#### [Work item]
Copy each line from the entries that the word "legend" appears in.

#### [Data about app and page elements]
•••
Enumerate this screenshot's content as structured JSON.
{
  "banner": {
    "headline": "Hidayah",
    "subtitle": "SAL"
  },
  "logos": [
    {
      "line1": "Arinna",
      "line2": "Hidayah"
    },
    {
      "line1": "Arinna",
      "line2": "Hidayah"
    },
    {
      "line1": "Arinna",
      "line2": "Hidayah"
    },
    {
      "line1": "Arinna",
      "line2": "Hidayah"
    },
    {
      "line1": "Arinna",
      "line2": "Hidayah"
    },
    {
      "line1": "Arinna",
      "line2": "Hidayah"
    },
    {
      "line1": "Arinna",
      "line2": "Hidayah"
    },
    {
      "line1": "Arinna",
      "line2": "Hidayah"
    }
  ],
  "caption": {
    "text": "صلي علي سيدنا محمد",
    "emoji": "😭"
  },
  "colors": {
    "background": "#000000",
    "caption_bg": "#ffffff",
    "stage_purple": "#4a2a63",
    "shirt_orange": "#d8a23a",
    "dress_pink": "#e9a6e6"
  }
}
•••
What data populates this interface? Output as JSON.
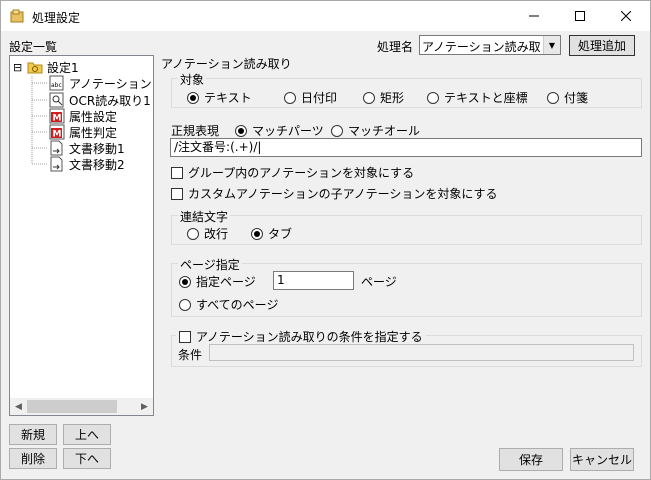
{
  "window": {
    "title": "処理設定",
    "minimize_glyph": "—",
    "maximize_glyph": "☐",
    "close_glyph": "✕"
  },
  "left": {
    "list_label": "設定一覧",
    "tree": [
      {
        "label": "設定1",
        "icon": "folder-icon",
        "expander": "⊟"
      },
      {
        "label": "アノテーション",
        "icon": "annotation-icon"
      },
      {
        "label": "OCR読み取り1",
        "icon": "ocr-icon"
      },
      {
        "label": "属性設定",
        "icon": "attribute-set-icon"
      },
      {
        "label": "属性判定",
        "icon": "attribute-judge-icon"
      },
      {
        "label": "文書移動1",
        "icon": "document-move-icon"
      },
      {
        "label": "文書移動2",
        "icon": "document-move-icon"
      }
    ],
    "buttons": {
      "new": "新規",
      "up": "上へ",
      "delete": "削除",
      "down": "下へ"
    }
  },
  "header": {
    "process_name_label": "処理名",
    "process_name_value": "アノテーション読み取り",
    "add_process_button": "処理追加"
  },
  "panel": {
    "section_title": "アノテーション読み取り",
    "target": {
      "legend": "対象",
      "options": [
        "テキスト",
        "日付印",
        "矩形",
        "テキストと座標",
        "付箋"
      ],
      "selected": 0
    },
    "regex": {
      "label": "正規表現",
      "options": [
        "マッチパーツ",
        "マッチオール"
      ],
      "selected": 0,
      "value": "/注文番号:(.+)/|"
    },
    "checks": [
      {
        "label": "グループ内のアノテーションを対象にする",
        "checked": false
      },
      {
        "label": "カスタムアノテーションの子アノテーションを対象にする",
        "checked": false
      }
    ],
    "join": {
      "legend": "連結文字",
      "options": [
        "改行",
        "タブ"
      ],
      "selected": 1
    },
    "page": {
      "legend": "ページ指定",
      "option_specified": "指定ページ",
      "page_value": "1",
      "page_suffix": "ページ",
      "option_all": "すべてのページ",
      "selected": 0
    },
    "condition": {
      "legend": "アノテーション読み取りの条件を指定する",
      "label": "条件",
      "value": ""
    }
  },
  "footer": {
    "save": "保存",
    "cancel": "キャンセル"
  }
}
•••
#### [Result]
      "legend": "対象",
      "legend": "連結文字",
      "legend": "ページ指定",
      "legend": "アノテーション読み取りの条件を指定する",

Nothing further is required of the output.